Host universityDepartment of Applied Health Research (DAHR)
University College London
A wide range of rapid research approaches have arisen to make health care research findings available in practice when they are most needed (e.g. rapid ethnographies, rapid appraisals, etc.).
These approaches are characterised by the short duration of research, use of multiple methods for data collection and teams of researchers, formative research designs where findings are fed back while the research is ongoing, and the development of actionable findings.
However, researchers have expressed concerns about the lack of defining characteristics, validity and rigour of some rapid research in health care, as well as the poor quality of reporting of study designs.
To ensure that rapid research is trusted and used by health and social care researchers and practitioners to improve health and care services, there is a need to explore and agree its defining characteristics and publication standards.

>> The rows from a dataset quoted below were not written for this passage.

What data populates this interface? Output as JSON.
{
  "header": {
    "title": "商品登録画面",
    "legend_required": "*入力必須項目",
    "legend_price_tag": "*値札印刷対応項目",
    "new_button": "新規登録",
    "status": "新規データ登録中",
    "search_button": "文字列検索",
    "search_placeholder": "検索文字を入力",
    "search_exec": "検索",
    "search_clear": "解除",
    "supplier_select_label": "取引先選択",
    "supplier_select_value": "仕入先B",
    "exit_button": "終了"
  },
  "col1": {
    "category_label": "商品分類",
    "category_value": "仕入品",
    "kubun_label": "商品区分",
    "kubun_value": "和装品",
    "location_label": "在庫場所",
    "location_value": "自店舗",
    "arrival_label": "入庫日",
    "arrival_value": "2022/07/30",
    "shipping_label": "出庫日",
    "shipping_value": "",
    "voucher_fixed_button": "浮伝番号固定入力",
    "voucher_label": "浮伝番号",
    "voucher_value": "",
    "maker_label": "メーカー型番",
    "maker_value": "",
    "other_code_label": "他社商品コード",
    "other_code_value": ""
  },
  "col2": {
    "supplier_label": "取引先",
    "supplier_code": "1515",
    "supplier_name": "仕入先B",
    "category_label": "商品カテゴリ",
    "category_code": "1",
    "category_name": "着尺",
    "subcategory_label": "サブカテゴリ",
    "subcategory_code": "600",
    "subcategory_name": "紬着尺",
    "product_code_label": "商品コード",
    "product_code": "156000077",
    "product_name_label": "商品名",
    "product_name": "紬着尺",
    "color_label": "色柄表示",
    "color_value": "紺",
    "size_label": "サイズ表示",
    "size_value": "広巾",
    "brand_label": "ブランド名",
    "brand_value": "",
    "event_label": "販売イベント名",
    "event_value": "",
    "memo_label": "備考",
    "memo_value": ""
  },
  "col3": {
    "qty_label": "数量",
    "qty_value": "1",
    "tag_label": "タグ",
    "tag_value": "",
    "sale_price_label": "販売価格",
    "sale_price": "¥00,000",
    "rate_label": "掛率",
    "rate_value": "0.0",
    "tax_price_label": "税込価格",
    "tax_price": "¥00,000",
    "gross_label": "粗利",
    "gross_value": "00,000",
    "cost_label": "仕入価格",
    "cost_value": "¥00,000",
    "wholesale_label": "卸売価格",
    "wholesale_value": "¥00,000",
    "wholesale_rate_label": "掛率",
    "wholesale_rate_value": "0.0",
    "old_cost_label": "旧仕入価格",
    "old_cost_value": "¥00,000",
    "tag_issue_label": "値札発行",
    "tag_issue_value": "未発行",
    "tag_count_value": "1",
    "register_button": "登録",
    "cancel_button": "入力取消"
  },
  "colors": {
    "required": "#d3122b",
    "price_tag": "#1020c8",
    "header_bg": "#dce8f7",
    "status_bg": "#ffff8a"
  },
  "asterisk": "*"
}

This study aims to improve the quality of reporting of rapid research, namely that of rapid ethnographic and appraisal approaches that aim to improve the quality of health and social care services.
The objectives for the study are to: (a) synthesise and critically appraise the existing literature on rapid ethnographies and appraisals, (b) undertake a consensus exercise with an international panel of experts to produce draft standards on rapid ethnographies and appraisals, (c) examine and pilot these standards on one to two Rapid Service Evaluation Team projects thereby identifying how rigour may be lost and how existing methods could be improved, and (d) consolidate evidence and expert input into standards on rapid ethnographies and appraisals that can be disseminated to academia, policy and practice.
Watch to Stephanie’s HSR UK 2023 conference presentation, ‘What is missing in reports of rapid ethnographies that inform quality improvement in health and care? A scoping review’